The tropical pasture grass Brachiaria humidiola (Rendle) Schweick releases nitrification inhibitory compoundsfrom its roots, a phenomenon termed ‘biological nitrification inhibition’ (BNI). We investigated the influence ofroot exudates of B. humidicola on nitrification, major soil microorganisms and plant growth promoting microorganismsusing two contrasting soil types, Andosol and Cambisol. The addition of root exudates (containingBNI activity that is expressed in Allylthiourea unit (ATU) was standardized in a bioassay against a syntheticinhibitor of nitrification, allylthiourea, and their function in soil was compared to inhibition caused by the syntheticnitrification inhibitor dicyandiamide. At 30 and 40 ATU g)1soil, root exudates inhibited nitrification by95% in fresh Cambisol after 60 days. Nitrification was also similarly inhibited in rhizosphere soils of Cambisolwhere B. humidicola was grown for 6 months. Root exudates did not inhibit other soil microorganisms, includinggram-negative bacteria, total cultivable bacteria and fluorescent pseudomonads. Root exudates, when addedto pure cultures of Nitrosomonas europaea, inhibited their growth, but did not inhibit the growth of severalplant growth promoting microorganisms, Azospirillum lipoferum, Rhizobium leguminosarum and Azotobacterchroococcum. Our results indicate that the nitrification inhibitors released by B. humidicola rootsinhibited nitrifying bacteria, but did not negatively affect other major soil microorganisms and the effectivenessof the inhibitory effect varied with soil type.

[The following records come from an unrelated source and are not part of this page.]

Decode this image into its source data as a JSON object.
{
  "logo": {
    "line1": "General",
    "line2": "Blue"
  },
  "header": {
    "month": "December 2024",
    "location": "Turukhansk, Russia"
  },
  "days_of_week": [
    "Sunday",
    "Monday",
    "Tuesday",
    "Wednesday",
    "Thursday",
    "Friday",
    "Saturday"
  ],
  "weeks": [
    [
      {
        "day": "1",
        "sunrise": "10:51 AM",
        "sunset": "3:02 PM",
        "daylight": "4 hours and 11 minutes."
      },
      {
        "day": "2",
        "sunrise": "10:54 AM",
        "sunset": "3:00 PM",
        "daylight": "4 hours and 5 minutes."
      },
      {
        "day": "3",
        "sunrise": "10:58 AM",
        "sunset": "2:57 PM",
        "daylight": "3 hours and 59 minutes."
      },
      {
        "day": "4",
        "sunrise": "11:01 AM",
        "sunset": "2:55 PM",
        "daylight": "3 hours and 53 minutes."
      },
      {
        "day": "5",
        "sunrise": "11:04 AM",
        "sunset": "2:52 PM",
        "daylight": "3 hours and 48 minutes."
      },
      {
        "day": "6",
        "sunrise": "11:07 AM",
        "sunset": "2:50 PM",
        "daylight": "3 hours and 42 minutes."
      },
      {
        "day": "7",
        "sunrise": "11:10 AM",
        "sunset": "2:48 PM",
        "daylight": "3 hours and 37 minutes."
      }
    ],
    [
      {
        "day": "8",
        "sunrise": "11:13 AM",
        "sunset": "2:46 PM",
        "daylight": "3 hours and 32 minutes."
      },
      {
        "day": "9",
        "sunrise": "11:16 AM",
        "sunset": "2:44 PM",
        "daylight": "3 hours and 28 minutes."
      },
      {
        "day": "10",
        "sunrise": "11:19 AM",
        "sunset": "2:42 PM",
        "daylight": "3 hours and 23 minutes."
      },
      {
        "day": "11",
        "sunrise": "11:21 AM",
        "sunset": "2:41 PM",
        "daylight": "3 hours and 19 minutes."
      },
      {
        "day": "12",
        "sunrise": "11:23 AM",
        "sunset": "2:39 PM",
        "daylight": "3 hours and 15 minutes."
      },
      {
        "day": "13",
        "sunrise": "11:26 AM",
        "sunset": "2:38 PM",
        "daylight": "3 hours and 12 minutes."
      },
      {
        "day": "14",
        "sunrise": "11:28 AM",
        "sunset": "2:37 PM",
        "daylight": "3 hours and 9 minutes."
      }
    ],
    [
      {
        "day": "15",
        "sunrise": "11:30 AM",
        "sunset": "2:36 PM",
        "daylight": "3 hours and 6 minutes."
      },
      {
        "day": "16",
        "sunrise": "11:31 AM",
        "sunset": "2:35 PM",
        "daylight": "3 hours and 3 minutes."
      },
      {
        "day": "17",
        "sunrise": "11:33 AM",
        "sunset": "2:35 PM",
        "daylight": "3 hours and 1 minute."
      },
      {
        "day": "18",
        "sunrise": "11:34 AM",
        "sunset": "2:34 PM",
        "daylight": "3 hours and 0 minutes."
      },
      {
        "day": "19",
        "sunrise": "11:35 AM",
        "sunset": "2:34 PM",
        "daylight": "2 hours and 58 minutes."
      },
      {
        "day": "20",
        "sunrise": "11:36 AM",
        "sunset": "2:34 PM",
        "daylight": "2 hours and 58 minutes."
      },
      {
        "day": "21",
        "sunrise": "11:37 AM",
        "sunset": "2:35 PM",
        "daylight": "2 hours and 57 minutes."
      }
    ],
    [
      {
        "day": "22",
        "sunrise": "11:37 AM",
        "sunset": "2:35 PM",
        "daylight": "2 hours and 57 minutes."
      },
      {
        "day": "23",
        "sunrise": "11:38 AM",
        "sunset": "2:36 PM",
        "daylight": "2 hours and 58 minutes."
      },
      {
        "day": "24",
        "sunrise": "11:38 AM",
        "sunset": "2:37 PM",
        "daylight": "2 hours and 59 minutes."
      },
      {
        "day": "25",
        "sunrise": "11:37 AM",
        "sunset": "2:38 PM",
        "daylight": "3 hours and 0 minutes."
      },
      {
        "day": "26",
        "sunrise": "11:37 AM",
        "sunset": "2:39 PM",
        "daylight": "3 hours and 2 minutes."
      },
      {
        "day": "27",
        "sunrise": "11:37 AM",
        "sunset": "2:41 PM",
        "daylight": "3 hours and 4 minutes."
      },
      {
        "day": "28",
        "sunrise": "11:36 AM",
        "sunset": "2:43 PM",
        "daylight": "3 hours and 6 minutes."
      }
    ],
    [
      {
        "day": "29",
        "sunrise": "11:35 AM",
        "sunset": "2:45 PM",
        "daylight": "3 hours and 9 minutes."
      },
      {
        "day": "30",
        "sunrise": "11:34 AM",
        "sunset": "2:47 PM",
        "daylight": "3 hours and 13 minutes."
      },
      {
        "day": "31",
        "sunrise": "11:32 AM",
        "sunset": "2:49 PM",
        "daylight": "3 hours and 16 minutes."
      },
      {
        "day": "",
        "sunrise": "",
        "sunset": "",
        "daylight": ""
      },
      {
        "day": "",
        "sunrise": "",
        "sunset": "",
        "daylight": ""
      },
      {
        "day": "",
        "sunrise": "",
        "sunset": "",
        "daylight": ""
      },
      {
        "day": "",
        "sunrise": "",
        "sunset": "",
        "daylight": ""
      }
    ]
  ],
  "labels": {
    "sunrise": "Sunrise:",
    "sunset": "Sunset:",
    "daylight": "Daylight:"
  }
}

Gopalakrishnan, S., Watanabe, T., Pearse, S., Ito, O., Hossain, Z. A. K. M., & Subbarao, G. V. (2009). Biological nitrification inhibition by Brachiaria humidicola roots varies with soil type and inhibits nitrifying bacteria, but not other major soil microorganisms. Soil Science and Plant Nutrition, 55(5), 725-733. https://doi.org/10.1111/j.1747-0765.2009.00398.x